_WORK ORDER_: Determine how many lines in these records hold "icon". Only the number is wanted.

_Interface dataset entries_:

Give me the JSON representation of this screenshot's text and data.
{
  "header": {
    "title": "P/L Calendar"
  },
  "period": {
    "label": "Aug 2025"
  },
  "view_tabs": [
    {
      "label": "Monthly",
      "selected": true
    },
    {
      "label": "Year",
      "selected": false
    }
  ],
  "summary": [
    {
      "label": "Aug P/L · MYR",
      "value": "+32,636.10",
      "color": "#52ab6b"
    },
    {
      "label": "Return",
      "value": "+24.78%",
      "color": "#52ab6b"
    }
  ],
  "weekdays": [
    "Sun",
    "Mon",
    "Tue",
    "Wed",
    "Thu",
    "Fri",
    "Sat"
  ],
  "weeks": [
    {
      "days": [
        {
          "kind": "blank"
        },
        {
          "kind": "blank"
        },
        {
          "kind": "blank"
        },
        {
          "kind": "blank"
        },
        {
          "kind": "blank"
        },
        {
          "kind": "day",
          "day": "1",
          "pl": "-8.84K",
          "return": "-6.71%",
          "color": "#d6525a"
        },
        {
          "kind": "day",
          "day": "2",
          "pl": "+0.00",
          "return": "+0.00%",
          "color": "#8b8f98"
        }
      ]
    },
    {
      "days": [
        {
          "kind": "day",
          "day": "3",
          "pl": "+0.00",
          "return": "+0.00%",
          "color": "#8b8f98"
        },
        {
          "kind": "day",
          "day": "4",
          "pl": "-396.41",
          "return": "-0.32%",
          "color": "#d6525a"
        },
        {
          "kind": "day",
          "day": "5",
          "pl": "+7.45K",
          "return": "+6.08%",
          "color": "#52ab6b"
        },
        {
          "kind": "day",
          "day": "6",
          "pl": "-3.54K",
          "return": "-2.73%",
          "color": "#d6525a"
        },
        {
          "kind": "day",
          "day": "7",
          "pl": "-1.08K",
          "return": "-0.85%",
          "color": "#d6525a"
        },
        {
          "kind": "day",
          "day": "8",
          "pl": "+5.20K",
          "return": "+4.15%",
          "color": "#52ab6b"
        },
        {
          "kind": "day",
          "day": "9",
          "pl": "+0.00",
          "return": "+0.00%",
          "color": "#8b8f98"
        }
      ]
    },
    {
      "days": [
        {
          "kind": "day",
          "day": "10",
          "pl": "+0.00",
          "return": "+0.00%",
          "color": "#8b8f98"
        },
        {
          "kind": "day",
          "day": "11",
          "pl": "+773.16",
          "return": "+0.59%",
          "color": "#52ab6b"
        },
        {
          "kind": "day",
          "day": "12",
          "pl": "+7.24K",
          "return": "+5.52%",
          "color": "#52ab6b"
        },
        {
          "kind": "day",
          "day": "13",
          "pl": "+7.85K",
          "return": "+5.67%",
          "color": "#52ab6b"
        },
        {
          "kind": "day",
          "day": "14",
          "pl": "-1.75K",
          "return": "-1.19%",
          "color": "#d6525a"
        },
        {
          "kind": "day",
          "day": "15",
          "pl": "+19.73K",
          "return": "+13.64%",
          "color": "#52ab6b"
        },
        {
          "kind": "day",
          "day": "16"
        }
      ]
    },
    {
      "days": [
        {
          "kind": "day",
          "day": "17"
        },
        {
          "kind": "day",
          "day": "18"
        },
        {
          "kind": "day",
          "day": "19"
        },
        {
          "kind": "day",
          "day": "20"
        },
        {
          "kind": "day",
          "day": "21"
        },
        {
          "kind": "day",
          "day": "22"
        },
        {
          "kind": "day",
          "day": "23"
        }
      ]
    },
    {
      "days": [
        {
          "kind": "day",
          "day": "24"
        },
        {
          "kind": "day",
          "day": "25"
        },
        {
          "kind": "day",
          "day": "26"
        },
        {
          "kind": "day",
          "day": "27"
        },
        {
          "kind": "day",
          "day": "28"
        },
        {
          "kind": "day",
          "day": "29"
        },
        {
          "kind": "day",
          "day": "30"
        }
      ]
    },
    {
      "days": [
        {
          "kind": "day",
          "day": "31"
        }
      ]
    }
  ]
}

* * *

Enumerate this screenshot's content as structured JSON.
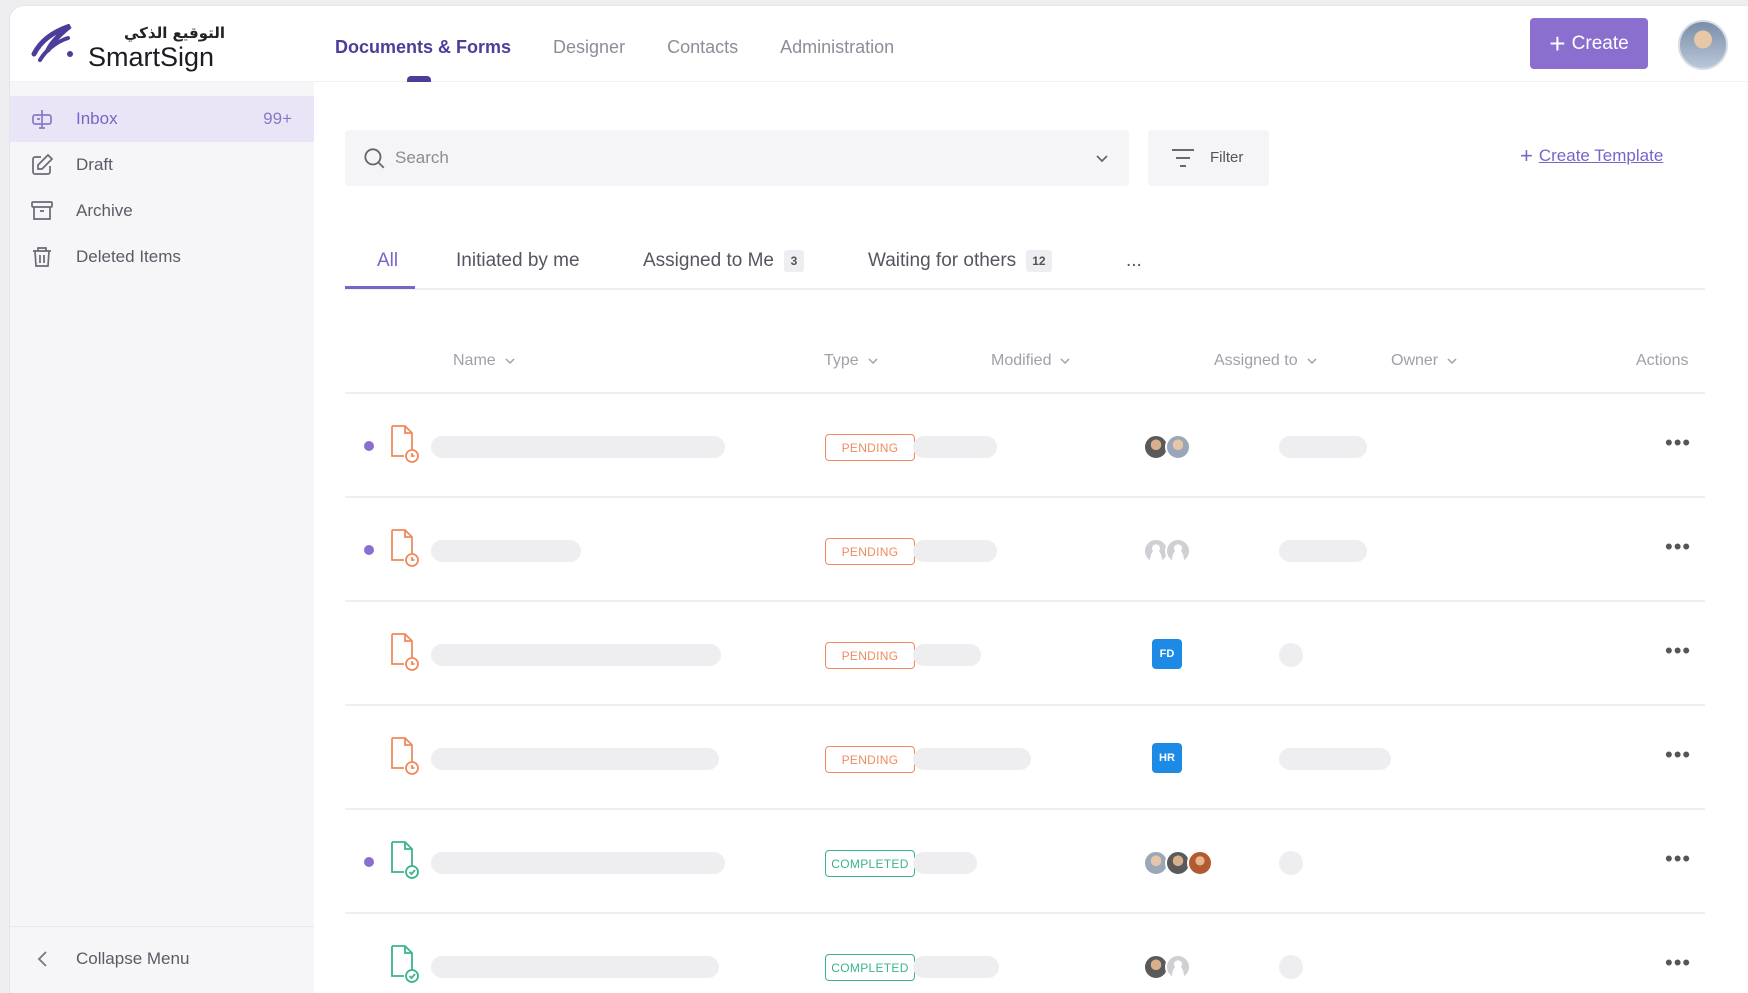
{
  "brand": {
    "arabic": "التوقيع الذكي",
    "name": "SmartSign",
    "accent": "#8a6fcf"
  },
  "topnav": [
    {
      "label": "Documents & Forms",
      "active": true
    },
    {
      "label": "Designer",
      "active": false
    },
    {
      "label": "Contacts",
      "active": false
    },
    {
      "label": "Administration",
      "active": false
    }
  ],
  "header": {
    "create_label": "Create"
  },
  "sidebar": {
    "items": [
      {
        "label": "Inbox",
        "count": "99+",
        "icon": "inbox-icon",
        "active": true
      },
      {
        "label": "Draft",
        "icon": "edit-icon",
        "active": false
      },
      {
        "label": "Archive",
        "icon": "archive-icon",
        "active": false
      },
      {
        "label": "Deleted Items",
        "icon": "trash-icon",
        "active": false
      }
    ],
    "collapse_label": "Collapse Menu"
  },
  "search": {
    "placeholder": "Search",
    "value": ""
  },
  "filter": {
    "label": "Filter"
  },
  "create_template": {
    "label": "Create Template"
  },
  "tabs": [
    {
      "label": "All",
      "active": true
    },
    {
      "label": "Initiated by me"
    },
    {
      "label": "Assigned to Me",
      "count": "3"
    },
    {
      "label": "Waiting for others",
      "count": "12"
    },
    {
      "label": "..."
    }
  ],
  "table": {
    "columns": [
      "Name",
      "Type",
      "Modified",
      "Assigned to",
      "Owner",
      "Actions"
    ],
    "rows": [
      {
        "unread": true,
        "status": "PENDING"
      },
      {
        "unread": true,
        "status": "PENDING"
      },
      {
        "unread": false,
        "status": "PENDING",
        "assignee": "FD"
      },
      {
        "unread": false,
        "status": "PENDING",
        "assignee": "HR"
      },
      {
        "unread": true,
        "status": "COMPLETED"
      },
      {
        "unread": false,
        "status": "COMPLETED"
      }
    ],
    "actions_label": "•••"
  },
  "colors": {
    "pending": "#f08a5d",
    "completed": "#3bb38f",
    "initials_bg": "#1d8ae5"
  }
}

_RESULT OF THIS EXERCISE_: 4